▶ _Data records for software interfaces_:

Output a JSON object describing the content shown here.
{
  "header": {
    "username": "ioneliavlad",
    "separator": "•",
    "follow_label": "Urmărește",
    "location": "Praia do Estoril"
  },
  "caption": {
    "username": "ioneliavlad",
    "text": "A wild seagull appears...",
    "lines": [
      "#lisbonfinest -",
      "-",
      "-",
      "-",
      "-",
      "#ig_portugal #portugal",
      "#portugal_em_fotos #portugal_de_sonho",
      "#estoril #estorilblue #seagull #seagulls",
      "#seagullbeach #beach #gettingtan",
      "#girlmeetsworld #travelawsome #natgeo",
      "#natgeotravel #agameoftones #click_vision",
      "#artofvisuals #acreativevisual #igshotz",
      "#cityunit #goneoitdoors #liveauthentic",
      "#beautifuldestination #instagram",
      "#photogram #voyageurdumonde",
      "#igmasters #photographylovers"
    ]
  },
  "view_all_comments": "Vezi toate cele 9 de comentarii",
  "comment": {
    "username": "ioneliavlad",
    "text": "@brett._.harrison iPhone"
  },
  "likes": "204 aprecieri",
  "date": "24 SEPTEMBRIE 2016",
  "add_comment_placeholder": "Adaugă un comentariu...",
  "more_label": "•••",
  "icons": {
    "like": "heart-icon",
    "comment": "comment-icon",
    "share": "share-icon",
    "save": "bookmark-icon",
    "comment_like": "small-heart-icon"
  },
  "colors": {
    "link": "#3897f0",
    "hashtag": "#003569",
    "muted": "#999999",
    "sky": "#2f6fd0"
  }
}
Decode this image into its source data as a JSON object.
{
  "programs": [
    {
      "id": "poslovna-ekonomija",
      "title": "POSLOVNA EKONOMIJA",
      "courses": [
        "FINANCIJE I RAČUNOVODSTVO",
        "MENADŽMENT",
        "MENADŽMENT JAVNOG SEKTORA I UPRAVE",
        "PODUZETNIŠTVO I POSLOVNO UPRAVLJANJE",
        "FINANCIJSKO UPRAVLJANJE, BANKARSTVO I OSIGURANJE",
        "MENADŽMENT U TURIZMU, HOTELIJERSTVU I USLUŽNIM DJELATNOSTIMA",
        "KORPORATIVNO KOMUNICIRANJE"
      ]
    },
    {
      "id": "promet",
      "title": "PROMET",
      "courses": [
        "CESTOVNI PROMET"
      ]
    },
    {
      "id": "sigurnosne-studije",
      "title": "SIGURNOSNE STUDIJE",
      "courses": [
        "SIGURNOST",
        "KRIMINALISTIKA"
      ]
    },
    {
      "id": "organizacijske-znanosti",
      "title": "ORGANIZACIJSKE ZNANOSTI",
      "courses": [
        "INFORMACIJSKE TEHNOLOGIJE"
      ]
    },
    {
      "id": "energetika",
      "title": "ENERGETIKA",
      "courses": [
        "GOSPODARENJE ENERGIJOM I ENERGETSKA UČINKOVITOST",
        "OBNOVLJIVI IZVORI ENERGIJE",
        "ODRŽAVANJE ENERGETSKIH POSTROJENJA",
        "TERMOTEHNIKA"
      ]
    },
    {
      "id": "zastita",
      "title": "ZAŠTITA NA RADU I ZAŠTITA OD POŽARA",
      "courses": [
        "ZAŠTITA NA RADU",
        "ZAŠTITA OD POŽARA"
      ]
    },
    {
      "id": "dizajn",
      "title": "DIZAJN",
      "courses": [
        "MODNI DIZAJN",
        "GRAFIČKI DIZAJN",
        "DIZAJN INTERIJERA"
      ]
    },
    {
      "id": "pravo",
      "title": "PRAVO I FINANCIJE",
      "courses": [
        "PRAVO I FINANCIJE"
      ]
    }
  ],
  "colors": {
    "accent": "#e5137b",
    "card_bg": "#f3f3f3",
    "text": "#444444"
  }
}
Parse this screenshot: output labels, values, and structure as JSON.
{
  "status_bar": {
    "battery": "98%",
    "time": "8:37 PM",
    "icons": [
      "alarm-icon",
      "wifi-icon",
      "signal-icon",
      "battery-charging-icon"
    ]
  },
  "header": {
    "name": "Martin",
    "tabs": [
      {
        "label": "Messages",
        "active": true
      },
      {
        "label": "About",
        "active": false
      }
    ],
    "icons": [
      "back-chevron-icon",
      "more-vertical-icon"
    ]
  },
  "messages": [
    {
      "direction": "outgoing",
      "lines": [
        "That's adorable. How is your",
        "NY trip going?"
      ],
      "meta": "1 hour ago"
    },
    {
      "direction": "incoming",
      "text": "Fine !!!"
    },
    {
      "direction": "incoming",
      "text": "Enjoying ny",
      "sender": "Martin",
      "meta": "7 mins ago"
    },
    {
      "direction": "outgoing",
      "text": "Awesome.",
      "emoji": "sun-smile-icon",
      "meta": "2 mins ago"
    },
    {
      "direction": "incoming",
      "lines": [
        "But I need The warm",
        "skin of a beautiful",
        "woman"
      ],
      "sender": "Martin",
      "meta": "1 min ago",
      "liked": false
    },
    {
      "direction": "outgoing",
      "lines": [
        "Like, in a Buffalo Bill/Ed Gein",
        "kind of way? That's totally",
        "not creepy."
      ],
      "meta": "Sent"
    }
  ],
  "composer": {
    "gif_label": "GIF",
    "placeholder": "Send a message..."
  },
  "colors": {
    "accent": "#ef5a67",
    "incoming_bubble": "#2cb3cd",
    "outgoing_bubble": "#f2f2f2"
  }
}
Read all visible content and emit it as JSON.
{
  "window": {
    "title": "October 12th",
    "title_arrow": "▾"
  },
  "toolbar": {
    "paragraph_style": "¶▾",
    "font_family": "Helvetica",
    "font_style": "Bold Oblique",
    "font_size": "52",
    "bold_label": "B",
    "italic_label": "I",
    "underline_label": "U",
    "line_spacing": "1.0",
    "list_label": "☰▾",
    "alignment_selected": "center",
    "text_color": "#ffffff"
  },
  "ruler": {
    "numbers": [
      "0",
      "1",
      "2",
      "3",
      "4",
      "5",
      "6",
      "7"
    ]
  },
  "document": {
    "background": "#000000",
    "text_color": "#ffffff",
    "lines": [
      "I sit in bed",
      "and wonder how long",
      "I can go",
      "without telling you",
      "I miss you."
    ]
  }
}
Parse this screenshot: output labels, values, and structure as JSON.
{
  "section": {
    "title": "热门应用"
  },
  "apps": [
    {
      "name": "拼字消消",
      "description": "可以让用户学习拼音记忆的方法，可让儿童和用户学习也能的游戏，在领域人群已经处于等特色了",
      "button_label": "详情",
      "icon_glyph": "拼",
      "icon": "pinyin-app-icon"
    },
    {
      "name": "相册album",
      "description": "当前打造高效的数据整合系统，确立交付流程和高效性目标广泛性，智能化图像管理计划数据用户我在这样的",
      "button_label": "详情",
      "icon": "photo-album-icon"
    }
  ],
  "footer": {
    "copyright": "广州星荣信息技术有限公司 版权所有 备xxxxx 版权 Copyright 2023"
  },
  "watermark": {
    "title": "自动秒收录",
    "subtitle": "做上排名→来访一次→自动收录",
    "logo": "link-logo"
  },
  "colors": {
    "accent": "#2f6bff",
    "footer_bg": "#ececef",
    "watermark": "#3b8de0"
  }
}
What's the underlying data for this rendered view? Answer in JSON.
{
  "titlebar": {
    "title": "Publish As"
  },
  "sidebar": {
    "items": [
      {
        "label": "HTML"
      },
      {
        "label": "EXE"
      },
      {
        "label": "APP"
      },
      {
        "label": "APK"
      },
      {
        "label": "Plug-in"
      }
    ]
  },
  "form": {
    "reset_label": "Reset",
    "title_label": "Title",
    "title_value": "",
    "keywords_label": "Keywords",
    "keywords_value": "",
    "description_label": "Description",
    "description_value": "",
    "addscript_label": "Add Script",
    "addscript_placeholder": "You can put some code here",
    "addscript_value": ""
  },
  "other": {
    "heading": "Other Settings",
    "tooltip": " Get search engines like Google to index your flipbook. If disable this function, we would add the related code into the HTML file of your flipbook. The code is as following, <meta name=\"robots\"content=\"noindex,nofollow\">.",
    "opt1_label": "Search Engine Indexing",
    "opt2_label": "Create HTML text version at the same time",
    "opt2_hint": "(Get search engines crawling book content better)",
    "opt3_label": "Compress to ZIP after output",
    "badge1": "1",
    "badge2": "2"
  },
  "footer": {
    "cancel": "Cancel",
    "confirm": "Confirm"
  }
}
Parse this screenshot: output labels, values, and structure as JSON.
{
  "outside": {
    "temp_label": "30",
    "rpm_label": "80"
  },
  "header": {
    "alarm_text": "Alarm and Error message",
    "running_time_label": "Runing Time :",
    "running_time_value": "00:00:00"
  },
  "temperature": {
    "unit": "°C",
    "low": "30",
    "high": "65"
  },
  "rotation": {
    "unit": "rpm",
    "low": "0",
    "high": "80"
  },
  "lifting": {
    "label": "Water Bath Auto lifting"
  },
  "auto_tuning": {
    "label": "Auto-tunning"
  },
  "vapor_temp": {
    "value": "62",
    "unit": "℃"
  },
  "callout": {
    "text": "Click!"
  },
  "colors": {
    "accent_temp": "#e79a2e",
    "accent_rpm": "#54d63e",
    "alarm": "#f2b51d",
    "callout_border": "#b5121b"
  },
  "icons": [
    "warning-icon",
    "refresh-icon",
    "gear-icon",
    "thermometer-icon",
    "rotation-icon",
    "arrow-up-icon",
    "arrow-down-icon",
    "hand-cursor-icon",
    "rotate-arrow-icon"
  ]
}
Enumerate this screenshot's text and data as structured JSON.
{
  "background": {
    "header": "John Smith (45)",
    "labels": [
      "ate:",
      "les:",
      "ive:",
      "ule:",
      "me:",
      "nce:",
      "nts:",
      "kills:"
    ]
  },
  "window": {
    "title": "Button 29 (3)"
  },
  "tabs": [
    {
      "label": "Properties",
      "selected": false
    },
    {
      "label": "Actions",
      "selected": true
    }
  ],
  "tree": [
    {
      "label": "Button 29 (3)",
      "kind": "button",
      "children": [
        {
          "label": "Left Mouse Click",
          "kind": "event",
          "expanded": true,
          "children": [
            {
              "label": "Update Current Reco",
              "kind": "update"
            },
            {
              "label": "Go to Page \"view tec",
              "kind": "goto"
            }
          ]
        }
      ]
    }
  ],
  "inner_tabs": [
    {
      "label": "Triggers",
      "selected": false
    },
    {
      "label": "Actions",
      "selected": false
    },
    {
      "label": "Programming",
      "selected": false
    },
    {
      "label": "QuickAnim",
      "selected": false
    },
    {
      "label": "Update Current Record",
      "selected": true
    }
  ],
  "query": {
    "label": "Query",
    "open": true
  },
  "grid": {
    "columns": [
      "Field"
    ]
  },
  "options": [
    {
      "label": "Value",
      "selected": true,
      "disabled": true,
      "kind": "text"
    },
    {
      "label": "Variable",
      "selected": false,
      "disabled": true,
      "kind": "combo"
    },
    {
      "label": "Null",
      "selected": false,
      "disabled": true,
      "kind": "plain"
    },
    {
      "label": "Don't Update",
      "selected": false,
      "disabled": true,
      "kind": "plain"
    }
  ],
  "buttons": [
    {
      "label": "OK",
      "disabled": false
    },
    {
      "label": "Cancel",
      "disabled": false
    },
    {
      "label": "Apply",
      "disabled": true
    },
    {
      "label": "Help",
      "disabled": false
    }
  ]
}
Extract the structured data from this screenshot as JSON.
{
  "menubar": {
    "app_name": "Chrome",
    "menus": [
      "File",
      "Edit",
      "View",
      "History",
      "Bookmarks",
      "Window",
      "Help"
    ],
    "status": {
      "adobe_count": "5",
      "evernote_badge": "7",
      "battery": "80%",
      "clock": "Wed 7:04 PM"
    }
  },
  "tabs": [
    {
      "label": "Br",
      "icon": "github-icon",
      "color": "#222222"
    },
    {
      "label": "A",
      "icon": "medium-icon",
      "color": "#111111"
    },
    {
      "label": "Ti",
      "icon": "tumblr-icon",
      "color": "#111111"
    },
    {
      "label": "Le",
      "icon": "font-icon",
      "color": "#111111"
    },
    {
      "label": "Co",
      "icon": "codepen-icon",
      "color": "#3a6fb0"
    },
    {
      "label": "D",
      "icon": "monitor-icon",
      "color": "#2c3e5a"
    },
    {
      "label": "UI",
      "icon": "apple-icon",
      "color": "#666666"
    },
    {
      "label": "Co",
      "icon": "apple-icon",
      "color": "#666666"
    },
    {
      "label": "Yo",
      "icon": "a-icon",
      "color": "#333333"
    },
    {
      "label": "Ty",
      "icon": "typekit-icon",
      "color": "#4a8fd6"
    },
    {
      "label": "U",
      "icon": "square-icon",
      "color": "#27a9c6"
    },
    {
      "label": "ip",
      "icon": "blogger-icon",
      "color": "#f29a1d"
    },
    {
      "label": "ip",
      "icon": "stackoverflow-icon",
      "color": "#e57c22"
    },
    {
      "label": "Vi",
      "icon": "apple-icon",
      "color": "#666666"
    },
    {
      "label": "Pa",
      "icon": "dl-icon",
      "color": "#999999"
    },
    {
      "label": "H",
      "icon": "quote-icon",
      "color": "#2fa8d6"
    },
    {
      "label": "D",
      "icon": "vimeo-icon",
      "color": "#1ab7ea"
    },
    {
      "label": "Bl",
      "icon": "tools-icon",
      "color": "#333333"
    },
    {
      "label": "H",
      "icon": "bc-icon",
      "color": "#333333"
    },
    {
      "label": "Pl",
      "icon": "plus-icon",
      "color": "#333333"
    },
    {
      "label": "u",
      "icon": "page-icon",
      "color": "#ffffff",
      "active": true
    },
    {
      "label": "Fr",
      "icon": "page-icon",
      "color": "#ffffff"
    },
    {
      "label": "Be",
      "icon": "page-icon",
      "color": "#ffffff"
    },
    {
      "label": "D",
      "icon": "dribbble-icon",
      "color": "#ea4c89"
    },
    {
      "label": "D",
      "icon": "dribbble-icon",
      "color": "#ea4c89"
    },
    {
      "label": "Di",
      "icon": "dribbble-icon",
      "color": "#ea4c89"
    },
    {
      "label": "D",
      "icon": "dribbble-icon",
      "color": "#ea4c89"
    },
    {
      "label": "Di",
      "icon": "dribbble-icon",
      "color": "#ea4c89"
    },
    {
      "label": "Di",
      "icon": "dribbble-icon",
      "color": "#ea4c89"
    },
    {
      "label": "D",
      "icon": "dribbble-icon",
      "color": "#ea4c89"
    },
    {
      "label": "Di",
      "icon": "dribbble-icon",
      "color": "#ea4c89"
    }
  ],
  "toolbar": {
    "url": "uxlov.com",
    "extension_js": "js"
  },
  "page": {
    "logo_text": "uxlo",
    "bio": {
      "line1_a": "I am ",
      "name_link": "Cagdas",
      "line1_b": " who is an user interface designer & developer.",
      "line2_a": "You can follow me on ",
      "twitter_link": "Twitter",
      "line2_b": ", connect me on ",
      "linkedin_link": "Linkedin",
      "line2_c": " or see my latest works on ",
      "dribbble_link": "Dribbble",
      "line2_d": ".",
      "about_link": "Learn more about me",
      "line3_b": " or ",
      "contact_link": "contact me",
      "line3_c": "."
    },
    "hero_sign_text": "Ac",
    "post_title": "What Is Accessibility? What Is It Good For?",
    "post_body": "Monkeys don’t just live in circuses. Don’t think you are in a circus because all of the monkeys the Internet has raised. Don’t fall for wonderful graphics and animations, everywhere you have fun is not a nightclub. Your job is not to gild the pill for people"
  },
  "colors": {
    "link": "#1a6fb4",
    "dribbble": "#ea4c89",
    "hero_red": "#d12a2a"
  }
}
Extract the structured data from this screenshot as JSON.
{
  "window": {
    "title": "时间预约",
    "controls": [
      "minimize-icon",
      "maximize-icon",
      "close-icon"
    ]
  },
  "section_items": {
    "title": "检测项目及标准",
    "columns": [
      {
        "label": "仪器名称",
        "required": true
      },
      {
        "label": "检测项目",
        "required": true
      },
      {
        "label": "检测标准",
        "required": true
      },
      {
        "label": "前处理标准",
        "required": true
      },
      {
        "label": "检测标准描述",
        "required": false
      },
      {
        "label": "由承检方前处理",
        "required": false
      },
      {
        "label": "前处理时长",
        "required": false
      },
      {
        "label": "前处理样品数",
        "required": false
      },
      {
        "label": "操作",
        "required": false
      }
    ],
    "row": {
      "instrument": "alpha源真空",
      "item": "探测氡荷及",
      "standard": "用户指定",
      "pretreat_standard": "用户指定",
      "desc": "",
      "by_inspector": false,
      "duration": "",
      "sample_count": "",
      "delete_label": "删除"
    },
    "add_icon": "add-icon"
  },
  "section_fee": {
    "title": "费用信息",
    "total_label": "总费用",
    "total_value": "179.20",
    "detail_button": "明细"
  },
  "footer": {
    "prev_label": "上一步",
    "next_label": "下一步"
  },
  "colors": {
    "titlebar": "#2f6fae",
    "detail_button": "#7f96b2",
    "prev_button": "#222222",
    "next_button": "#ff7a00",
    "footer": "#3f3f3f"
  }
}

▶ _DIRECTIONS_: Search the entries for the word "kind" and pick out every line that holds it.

▶ _OUTPUT OF THE EXERCISE_:
        "kind of way? That's totally",
      "kind": "button",
          "kind": "event",
              "kind": "update"
              "kind": "goto"
      "kind": "text"
      "kind": "combo"
      "kind": "plain"
      "kind": "plain"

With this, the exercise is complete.